B8 Develop and sustain a critical argument over a sustained period of research
Learning Methods: These skills are developed in:-

1. seminars

2. class presentations (which may form the basis of essays)

3. oral and written comments on essays

4. guided reading of secondary sources

Individual guidance is provided in close supervision of essays, of dissertation proposals, and of dissertations.

Assessment Methods: Essays and dissertation. As well as being important pieces of work in themselves, the former are regarded as a form of progressive assessment leading to the writing of the dissertation.

C: Practical skills

C1 Organise, structure and present an argument in writing, putting forward clear critical positions
C2 Deploy an advanced vocabulary of special literary and critical terms
C3 Use basic theoretical terms
C4 Compile and present extended bibliographies
C5 Provide complex references according to accepted conventions
C6 Use libraries and IT to gain access to a variety of scholarly sources
C7 Write in a scholarly manner
Learning Methods: This range of practical skills (1-7) is taught in seminars and developed through tutors' comments on essays, and in supervision of written work.

Guidance on skills 4-7 is provided on the module LT901 Research Methods.

Advice on writing essays and dissertations is given in the MA guide

Assessment Methods: Essays and dissertations are assessed for all these skills

D: Key skills

D1 Clear, focused, relevant and effective written expression and oral communication
D2 Typing and word-processing skills; use of electronic library catalogues and email
D3 Use of relevant data and statistics in appropriate research contexts
D4 Management of projects and timetables. Finding, understanding and organising information.
D5 Ability to interact with others and to understand and grasp different perspectives
D6 Finding, understanding and organising information
Learning Methods: This range of key skills (1-6) is developed during the preparation of coursework, and developed through tutors' comments on essays, and in supervision of written work.

1 and 5-6 are developed during seminar discussion.

Assessment Methods: Essays and dissertations are assessed for all these skills


The University makes every effort to ensure that this information on its programme specification is accurate and up-to-date. Exceptionally it can be necessary to make changes, for example to courses, facilities or fees. Examples of such reasons might include a change of law or regulatory requirements, industrial action, lack of demand, departure of key personnel, change in government policy, or withdrawal/reduction of funding. Changes to courses may for example consist of variations to the content and method of delivery of programmes, courses and other services, to discontinue programmes, courses and other services and to merge or combine programmes or courses.
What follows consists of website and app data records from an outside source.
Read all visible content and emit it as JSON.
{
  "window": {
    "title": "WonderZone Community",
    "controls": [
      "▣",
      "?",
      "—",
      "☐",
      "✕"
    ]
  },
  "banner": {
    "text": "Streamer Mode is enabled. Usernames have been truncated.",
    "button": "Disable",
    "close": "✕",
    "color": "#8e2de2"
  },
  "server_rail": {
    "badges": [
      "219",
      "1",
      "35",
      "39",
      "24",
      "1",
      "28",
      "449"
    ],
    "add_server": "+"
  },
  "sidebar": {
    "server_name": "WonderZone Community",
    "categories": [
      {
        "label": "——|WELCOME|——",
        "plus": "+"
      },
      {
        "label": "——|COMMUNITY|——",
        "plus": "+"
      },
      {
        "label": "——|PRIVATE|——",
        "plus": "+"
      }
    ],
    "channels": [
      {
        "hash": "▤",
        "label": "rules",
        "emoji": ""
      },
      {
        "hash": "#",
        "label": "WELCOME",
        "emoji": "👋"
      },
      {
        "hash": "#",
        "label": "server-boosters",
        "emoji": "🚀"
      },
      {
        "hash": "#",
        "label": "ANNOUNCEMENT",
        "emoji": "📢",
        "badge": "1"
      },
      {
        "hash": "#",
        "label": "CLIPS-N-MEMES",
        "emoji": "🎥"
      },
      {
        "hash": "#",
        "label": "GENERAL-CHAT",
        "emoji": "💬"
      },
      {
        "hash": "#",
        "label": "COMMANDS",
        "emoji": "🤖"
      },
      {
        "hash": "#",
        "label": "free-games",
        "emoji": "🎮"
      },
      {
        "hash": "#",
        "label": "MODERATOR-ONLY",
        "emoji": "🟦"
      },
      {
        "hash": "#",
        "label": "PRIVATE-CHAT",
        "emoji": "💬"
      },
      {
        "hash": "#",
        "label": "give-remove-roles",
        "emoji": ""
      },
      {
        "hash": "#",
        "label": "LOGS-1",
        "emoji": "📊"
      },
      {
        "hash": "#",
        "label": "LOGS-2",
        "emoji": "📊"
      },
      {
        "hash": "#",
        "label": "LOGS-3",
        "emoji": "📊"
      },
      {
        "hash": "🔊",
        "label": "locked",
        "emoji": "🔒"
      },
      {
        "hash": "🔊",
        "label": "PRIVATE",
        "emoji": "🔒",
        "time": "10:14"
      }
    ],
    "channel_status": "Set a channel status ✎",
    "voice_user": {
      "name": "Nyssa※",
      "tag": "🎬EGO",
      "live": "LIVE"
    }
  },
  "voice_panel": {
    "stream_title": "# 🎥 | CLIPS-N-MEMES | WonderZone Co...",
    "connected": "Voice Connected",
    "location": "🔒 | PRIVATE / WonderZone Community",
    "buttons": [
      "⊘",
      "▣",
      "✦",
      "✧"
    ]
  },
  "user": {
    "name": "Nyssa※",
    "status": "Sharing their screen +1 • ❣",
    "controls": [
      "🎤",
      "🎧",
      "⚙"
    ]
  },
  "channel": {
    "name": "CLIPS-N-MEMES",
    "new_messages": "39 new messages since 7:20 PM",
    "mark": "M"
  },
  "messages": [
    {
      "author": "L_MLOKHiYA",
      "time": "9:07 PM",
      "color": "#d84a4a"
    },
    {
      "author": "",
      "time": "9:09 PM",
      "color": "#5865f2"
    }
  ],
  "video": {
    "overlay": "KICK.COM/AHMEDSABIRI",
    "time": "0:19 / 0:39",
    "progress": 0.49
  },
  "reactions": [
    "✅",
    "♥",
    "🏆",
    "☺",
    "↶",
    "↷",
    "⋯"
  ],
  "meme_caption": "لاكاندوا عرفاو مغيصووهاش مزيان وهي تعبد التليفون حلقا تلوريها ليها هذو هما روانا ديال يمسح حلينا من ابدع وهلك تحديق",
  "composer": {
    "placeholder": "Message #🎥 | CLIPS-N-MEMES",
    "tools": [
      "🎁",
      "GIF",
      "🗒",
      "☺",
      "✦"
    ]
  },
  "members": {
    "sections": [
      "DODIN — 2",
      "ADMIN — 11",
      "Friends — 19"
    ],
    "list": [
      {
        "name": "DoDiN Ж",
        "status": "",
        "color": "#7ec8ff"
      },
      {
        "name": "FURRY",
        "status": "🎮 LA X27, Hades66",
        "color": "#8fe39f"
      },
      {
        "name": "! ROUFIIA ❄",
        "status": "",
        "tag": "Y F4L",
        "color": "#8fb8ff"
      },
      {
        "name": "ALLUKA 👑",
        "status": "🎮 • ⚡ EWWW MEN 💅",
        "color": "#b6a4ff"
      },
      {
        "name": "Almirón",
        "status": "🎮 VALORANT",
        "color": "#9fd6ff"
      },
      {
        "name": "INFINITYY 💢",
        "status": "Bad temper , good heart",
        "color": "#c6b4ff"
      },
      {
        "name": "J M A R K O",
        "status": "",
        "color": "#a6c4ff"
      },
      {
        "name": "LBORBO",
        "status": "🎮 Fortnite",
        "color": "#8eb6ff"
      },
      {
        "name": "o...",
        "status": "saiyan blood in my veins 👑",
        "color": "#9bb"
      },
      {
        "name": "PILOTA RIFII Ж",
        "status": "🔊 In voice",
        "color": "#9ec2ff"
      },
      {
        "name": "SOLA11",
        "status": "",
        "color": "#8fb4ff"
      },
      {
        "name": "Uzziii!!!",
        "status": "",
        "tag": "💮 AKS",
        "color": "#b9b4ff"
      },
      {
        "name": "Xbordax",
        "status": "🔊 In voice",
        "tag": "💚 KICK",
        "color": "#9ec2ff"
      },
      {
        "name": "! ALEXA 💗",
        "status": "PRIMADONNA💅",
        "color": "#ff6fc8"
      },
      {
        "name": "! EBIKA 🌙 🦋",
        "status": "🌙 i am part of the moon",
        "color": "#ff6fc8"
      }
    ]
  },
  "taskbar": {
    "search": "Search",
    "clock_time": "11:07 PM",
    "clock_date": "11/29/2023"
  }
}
The University will endeavour to keep such changes to a minimum, and will also keep students informed appropriately by updating our programme specifications.

The full Procedures, Rules and Regulations of the University governing how it operates are set out in the Charter, Statutes and Ordinances and in the University Regulations, Policy and Procedures.

Should you have any questions about programme specifications, please contact Course Records, Quality and Academic Development; email: